(Given records begins)
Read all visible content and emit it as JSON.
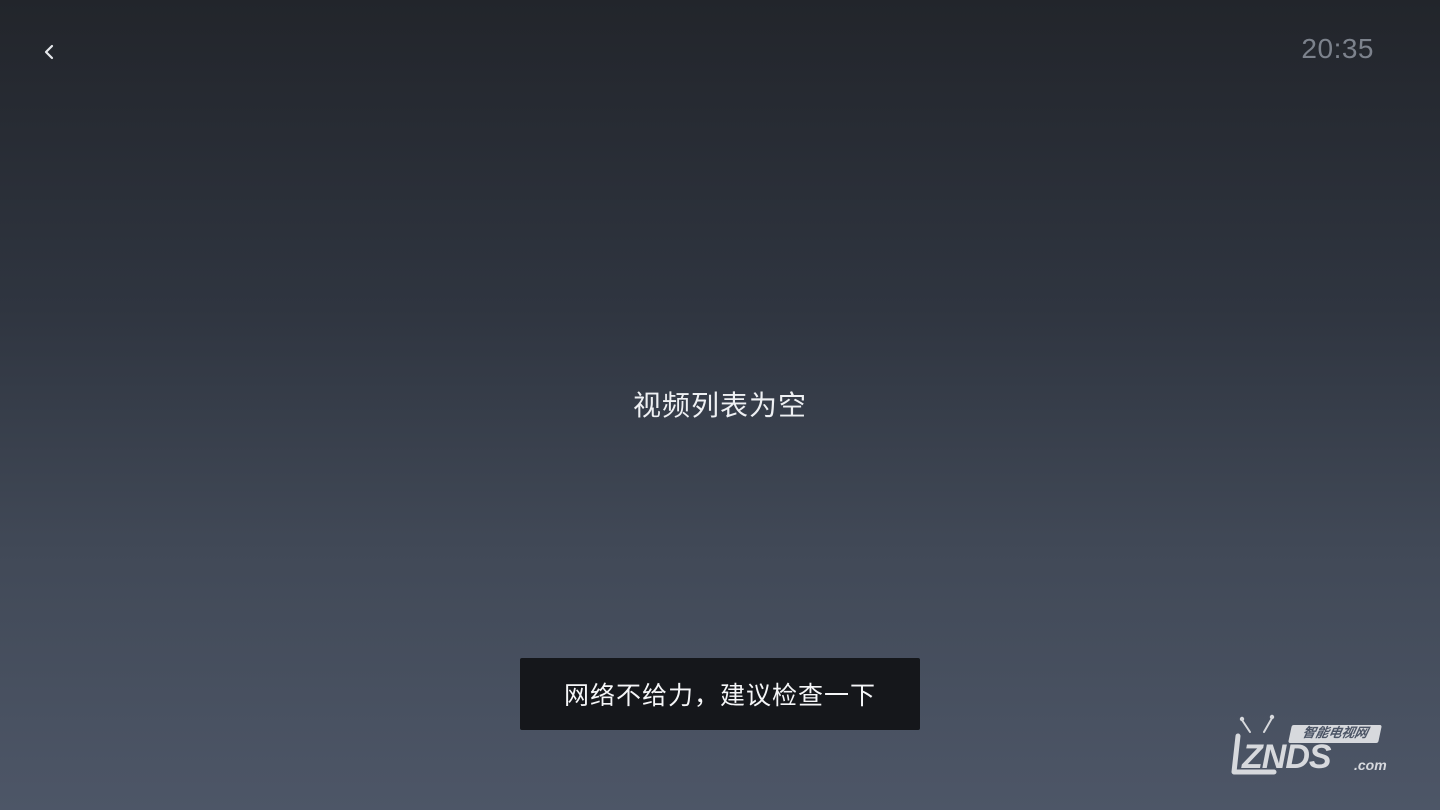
{
  "header": {
    "back_icon": "chevron-left-icon",
    "clock": "20:35"
  },
  "main": {
    "empty_message": "视频列表为空"
  },
  "toast": {
    "message": "网络不给力，建议检查一下"
  },
  "watermark": {
    "label": "智能电视网",
    "brand": "ZNDS",
    "domain": ".com"
  },
  "colors": {
    "background_top": "#22252b",
    "background_bottom": "#4d5667",
    "toast_background": "#15171b",
    "clock_text": "#7c828c",
    "primary_text": "#eef0f3"
  }
}
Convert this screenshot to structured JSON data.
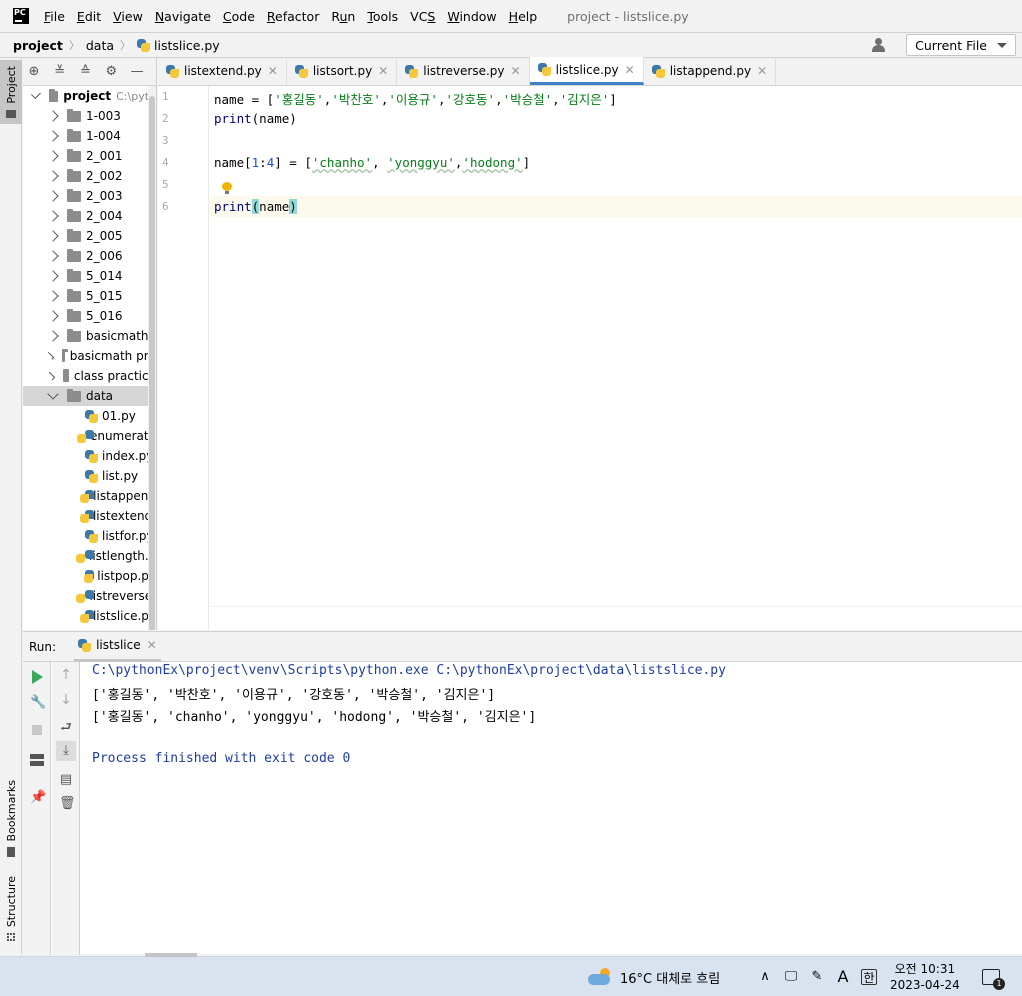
{
  "menubar": {
    "logo_text": "PC",
    "items": [
      {
        "pre": "",
        "u": "F",
        "post": "ile"
      },
      {
        "pre": "",
        "u": "E",
        "post": "dit"
      },
      {
        "pre": "",
        "u": "V",
        "post": "iew"
      },
      {
        "pre": "",
        "u": "N",
        "post": "avigate"
      },
      {
        "pre": "",
        "u": "C",
        "post": "ode"
      },
      {
        "pre": "",
        "u": "R",
        "post": "efactor"
      },
      {
        "pre": "R",
        "u": "u",
        "post": "n"
      },
      {
        "pre": "",
        "u": "T",
        "post": "ools"
      },
      {
        "pre": "VC",
        "u": "S",
        "post": ""
      },
      {
        "pre": "",
        "u": "W",
        "post": "indow"
      },
      {
        "pre": "",
        "u": "H",
        "post": "elp"
      }
    ],
    "window_title": "project - listslice.py"
  },
  "navbar": {
    "crumbs": [
      "project",
      "data",
      "listslice.py"
    ],
    "current_file_label": "Current File"
  },
  "left_strip": {
    "project_label": "Project",
    "bookmarks_label": "Bookmarks",
    "structure_label": "Structure"
  },
  "project_tree": {
    "root_name": "project",
    "root_path": "C:\\pyth",
    "folders": [
      "1-003",
      "1-004",
      "2_001",
      "2_002",
      "2_003",
      "2_004",
      "2_005",
      "2_006",
      "5_014",
      "5_015",
      "5_016",
      "basicmath",
      "basicmath pra",
      "class practice"
    ],
    "open_folder": "data",
    "files": [
      "01.py",
      "enumerate",
      "index.py",
      "list.py",
      "listappend",
      "listextend.",
      "listfor.py",
      "listlength.p",
      "listpop.py",
      "listreverse.",
      "listslice.py"
    ]
  },
  "editor": {
    "tabs": [
      "listextend.py",
      "listsort.py",
      "listreverse.py",
      "listslice.py",
      "listappend.py"
    ],
    "active_tab": "listslice.py",
    "line_numbers": [
      "1",
      "2",
      "3",
      "4",
      "5",
      "6"
    ],
    "code": {
      "l1_a": "name = [",
      "l1_s1": "'홍길동'",
      "l1_c": ",",
      "l1_s2": "'박찬호'",
      "l1_s3": "'이용규'",
      "l1_s4": "'강호동'",
      "l1_s5": "'박승철'",
      "l1_s6": "'김지은'",
      "l1_end": "]",
      "l2_kw": "print",
      "l2_rest": "(name)",
      "l4_a": "name[",
      "l4_n1": "1",
      "l4_colon": ":",
      "l4_n2": "4",
      "l4_b": "] = [",
      "l4_s1": "'chanho'",
      "l4_sep1": ", ",
      "l4_s2": "'yonggyu'",
      "l4_sep2": ",",
      "l4_s3": "'hodong'",
      "l4_end": "]",
      "l6_kw": "print",
      "l6_open": "(",
      "l6_mid": "name",
      "l6_close": ")"
    }
  },
  "run": {
    "label": "Run:",
    "tab": "listslice",
    "output": [
      "C:\\pythonEx\\project\\venv\\Scripts\\python.exe C:\\pythonEx\\project\\data\\listslice.py",
      "['홍길동', '박찬호', '이용규', '강호동', '박승철', '김지은']",
      "['홍길동', 'chanho', 'yonggyu', 'hodong', '박승철', '김지은']",
      "",
      "Process finished with exit code 0"
    ]
  },
  "taskbar": {
    "weather": "16°C 대체로 흐림",
    "ime_a": "A",
    "ime_han": "한",
    "time": "오전 10:31",
    "date": "2023-04-24",
    "notif_count": "1"
  },
  "colors": {
    "accent": "#4083c9",
    "keyword": "#000080",
    "string": "#067d17",
    "number": "#1750eb",
    "console_blue": "#1f3ca6"
  }
}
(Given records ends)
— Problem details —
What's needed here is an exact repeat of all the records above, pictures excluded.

— Answer for this exercise —
Read all visible content and emit it as JSON.
{
  "header": {
    "back_icon": "chevron-left-icon",
    "clock": "20:35"
  },
  "main": {
    "empty_message": "视频列表为空"
  },
  "toast": {
    "message": "网络不给力，建议检查一下"
  },
  "watermark": {
    "label": "智能电视网",
    "brand": "ZNDS",
    "domain": ".com"
  },
  "colors": {
    "background_top": "#22252b",
    "background_bottom": "#4d5667",
    "toast_background": "#15171b",
    "clock_text": "#7c828c",
    "primary_text": "#eef0f3"
  }
}
Convert this screenshot to structured JSON data.
{
  "menubar": {
    "logo_text": "PC",
    "items": [
      {
        "pre": "",
        "u": "F",
        "post": "ile"
      },
      {
        "pre": "",
        "u": "E",
        "post": "dit"
      },
      {
        "pre": "",
        "u": "V",
        "post": "iew"
      },
      {
        "pre": "",
        "u": "N",
        "post": "avigate"
      },
      {
        "pre": "",
        "u": "C",
        "post": "ode"
      },
      {
        "pre": "",
        "u": "R",
        "post": "efactor"
      },
      {
        "pre": "R",
        "u": "u",
        "post": "n"
      },
      {
        "pre": "",
        "u": "T",
        "post": "ools"
      },
      {
        "pre": "VC",
        "u": "S",
        "post": ""
      },
      {
        "pre": "",
        "u": "W",
        "post": "indow"
      },
      {
        "pre": "",
        "u": "H",
        "post": "elp"
      }
    ],
    "window_title": "project - listslice.py"
  },
  "navbar": {
    "crumbs": [
      "project",
      "data",
      "listslice.py"
    ],
    "current_file_label": "Current File"
  },
  "left_strip": {
    "project_label": "Project",
    "bookmarks_label": "Bookmarks",
    "structure_label": "Structure"
  },
  "project_tree": {
    "root_name": "project",
    "root_path": "C:\\pyth",
    "folders": [
      "1-003",
      "1-004",
      "2_001",
      "2_002",
      "2_003",
      "2_004",
      "2_005",
      "2_006",
      "5_014",
      "5_015",
      "5_016",
      "basicmath",
      "basicmath pra",
      "class practice"
    ],
    "open_folder": "data",
    "files": [
      "01.py",
      "enumerate",
      "index.py",
      "list.py",
      "listappend",
      "listextend.",
      "listfor.py",
      "listlength.p",
      "listpop.py",
      "listreverse.",
      "listslice.py"
    ]
  },
  "editor": {
    "tabs": [
      "listextend.py",
      "listsort.py",
      "listreverse.py",
      "listslice.py",
      "listappend.py"
    ],
    "active_tab": "listslice.py",
    "line_numbers": [
      "1",
      "2",
      "3",
      "4",
      "5",
      "6"
    ],
    "code": {
      "l1_a": "name = [",
      "l1_s1": "'홍길동'",
      "l1_c": ",",
      "l1_s2": "'박찬호'",
      "l1_s3": "'이용규'",
      "l1_s4": "'강호동'",
      "l1_s5": "'박승철'",
      "l1_s6": "'김지은'",
      "l1_end": "]",
      "l2_kw": "print",
      "l2_rest": "(name)",
      "l4_a": "name[",
      "l4_n1": "1",
      "l4_colon": ":",
      "l4_n2": "4",
      "l4_b": "] = [",
      "l4_s1": "'chanho'",
      "l4_sep1": ", ",
      "l4_s2": "'yonggyu'",
      "l4_sep2": ",",
      "l4_s3": "'hodong'",
      "l4_end": "]",
      "l6_kw": "print",
      "l6_open": "(",
      "l6_mid": "name",
      "l6_close": ")"
    }
  },
  "run": {
    "label": "Run:",
    "tab": "listslice",
    "output": [
      "C:\\pythonEx\\project\\venv\\Scripts\\python.exe C:\\pythonEx\\project\\data\\listslice.py",
      "['홍길동', '박찬호', '이용규', '강호동', '박승철', '김지은']",
      "['홍길동', 'chanho', 'yonggyu', 'hodong', '박승철', '김지은']",
      "",
      "Process finished with exit code 0"
    ]
  },
  "taskbar": {
    "weather": "16°C 대체로 흐림",
    "ime_a": "A",
    "ime_han": "한",
    "time": "오전 10:31",
    "date": "2023-04-24",
    "notif_count": "1"
  },
  "colors": {
    "accent": "#4083c9",
    "keyword": "#000080",
    "string": "#067d17",
    "number": "#1750eb",
    "console_blue": "#1f3ca6"
  }
}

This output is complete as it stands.